*EXCERPTED DATA:*
↓

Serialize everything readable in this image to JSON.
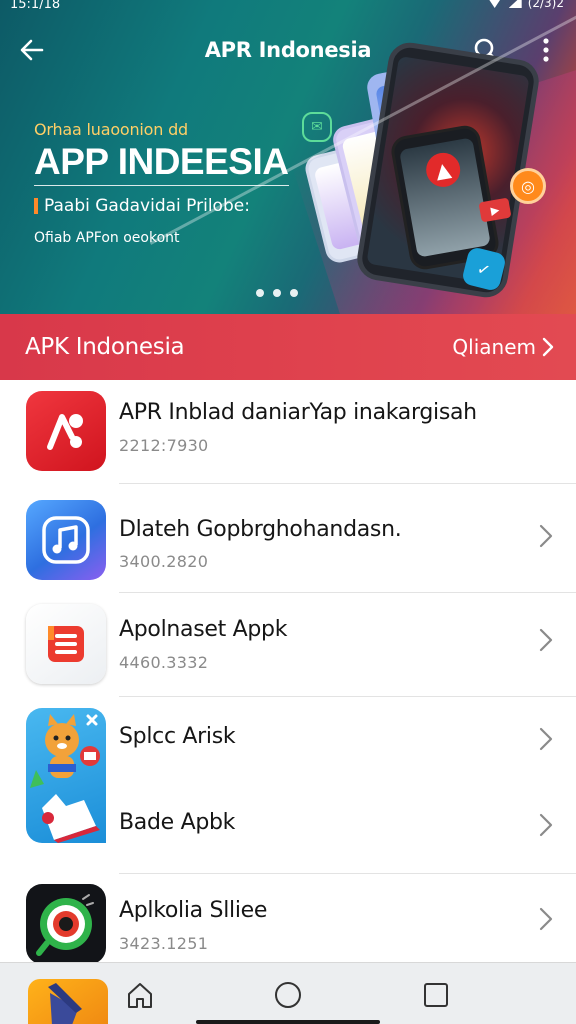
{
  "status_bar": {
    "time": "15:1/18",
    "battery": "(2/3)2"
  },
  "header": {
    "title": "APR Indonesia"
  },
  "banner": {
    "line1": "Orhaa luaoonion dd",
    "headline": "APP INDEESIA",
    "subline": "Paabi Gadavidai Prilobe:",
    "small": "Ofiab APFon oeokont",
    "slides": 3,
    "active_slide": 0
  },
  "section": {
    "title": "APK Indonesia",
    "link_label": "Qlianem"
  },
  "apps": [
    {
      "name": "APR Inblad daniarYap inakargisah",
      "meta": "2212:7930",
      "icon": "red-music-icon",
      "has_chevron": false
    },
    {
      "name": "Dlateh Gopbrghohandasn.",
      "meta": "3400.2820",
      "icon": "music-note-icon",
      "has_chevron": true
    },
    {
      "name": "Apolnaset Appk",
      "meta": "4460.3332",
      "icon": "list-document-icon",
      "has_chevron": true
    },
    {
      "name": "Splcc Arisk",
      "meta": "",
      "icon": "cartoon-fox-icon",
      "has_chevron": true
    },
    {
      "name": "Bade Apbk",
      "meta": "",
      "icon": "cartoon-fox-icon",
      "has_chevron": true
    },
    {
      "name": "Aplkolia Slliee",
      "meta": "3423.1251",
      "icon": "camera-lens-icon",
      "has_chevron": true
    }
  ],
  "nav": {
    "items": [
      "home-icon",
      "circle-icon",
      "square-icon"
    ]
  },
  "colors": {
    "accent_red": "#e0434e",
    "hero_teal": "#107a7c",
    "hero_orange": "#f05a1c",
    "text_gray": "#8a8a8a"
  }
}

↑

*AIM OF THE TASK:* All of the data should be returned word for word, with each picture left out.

*OUTPUT OF THE TASK:*
Serialize everything readable in this image to JSON.
{
  "status_bar": {
    "time": "15:1/18",
    "battery": "(2/3)2"
  },
  "header": {
    "title": "APR Indonesia"
  },
  "banner": {
    "line1": "Orhaa luaoonion dd",
    "headline": "APP INDEESIA",
    "subline": "Paabi Gadavidai Prilobe:",
    "small": "Ofiab APFon oeokont",
    "slides": 3,
    "active_slide": 0
  },
  "section": {
    "title": "APK Indonesia",
    "link_label": "Qlianem"
  },
  "apps": [
    {
      "name": "APR Inblad daniarYap inakargisah",
      "meta": "2212:7930",
      "icon": "red-music-icon",
      "has_chevron": false
    },
    {
      "name": "Dlateh Gopbrghohandasn.",
      "meta": "3400.2820",
      "icon": "music-note-icon",
      "has_chevron": true
    },
    {
      "name": "Apolnaset Appk",
      "meta": "4460.3332",
      "icon": "list-document-icon",
      "has_chevron": true
    },
    {
      "name": "Splcc Arisk",
      "meta": "",
      "icon": "cartoon-fox-icon",
      "has_chevron": true
    },
    {
      "name": "Bade Apbk",
      "meta": "",
      "icon": "cartoon-fox-icon",
      "has_chevron": true
    },
    {
      "name": "Aplkolia Slliee",
      "meta": "3423.1251",
      "icon": "camera-lens-icon",
      "has_chevron": true
    }
  ],
  "nav": {
    "items": [
      "home-icon",
      "circle-icon",
      "square-icon"
    ]
  },
  "colors": {
    "accent_red": "#e0434e",
    "hero_teal": "#107a7c",
    "hero_orange": "#f05a1c",
    "text_gray": "#8a8a8a"
  }
}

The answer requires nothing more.